The economic boom of the 19th century cannot be attributed to capitalism alone, according to Professor Homa Zarghamee.

This interview is part of our “Econ Extra Credit” project, where we read an introductory economics textbook provided by the nonprofit Core Econ together with our listeners.

For most of human history, the standard of living remained flat, not changing much from year to year, even century to century. Until the Industrial Revolution, that is, when the world population and standards of living skyrocketed.

Read Disruption’s legacy by Martin Weller (blog.edtechie.net)
Clayton Christensen passed away yesterday. I never met him and he was by many accounts a warm, generous individual. So this is not intended as a personal attack, and I apologise if it’s timing seems indelicate, but as so many pieces are being published about how influential Disruption Theory was, I would like to offer a counter narrative to its legacy.
One of the most important points here:

It legitimised undermining of labour – the fact that Uber, Tesla, Amazon etc all treat their staff poorly is justified because they are disrupting an old model. And you can’t bring those old fashioned conceits of unions, pensions, staff care into this. By harking to the God of Disruption, companies were able to get away with such practices more than if they had simply declared “our model is to treat workers badly”.

Originally bookmarked on January 29, 2020 at 06:38AM

Read Lemon socialism (Wikipedia)

Lemon socialism is a pejorative term for a form of government intervention in which government subsidies go to weak or failing firms (lemons; see Lemon law), with the effective result that the government (and thus the taxpayer) absorbs part or all of the recipient's losses. The term derives from the conception that in socialism the government may nationalize a company's profits while leaving the company to pay its own losses, while in lemon socialism the company is allowed to keep its profits but its losses are shifted to the taxpayer.

Mark J. Green coined the exact phrase in a 1974 article discussing the utility company Con Ed.

Read Privatizing profits and socializing losses (Investopedia)
Privatizing profits and socializing losses refers to the practice of treating company earnings as the rightful property of shareholders, while losses are treated as a responsibility that society must shoulder. In other words, the profitability of corporations are strictly for the benefit of their shareholders. But when the companies fail, the fallout—the losses and recovery—are the responsibility of the general public. Popular examples of this include taxpayer-funded subsidies or bailouts.
Read What’s the LMS Worth? by Jim LukeJim Luke (EconProph)
Herein, against my better judgement, I wade into the Great Instructure social media wars of 2019. Last week, Instructure Inc., the publicly traded (NYSE: INST) company announced it had agreed to go private and sell itself to private equity firm Thoma Bravo. For people who teach in higher education this is big news. Instructure, is the current name for the company founded in 2008 that created and sells the Canvas LMS. Canvas in the last decade has toppled the previous king-of-the-LMS’s, Blackboard. Canvas is now widely reported to have largest market share of higher ed LMS market at least in North America. Moodle, the open source system, appears to dominate outside North America.

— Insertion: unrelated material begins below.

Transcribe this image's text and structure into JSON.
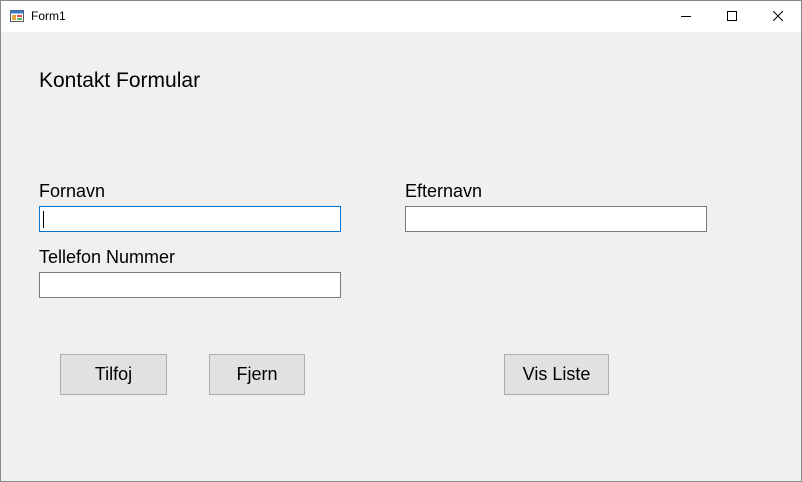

Capitalists and market-thinkers inevitably seek to enclose the commons, privatizing benefits and externalizing costs onto society.

It’s nice to see this reminder every now and then.
–highlighted December 09, 2019 at 09:00PM

Some pragmatic and solid analysis here. Better than some of the FUD I’ve seen bandied about.

Liked a tweet by #AbolitionMeansNoPrisons#AbolitionMeansNoPrisons (Twitter)
This is an interesting economic idea…

👓 The mindfulness conspiracy | The Guardian

Read The mindfulness conspiracy by Ronald Purser (the Guardian)
The long read: It is sold as a force that can help us cope with the ravages of capitalism, but with its inward focus, mindful meditation may be the enemy of activism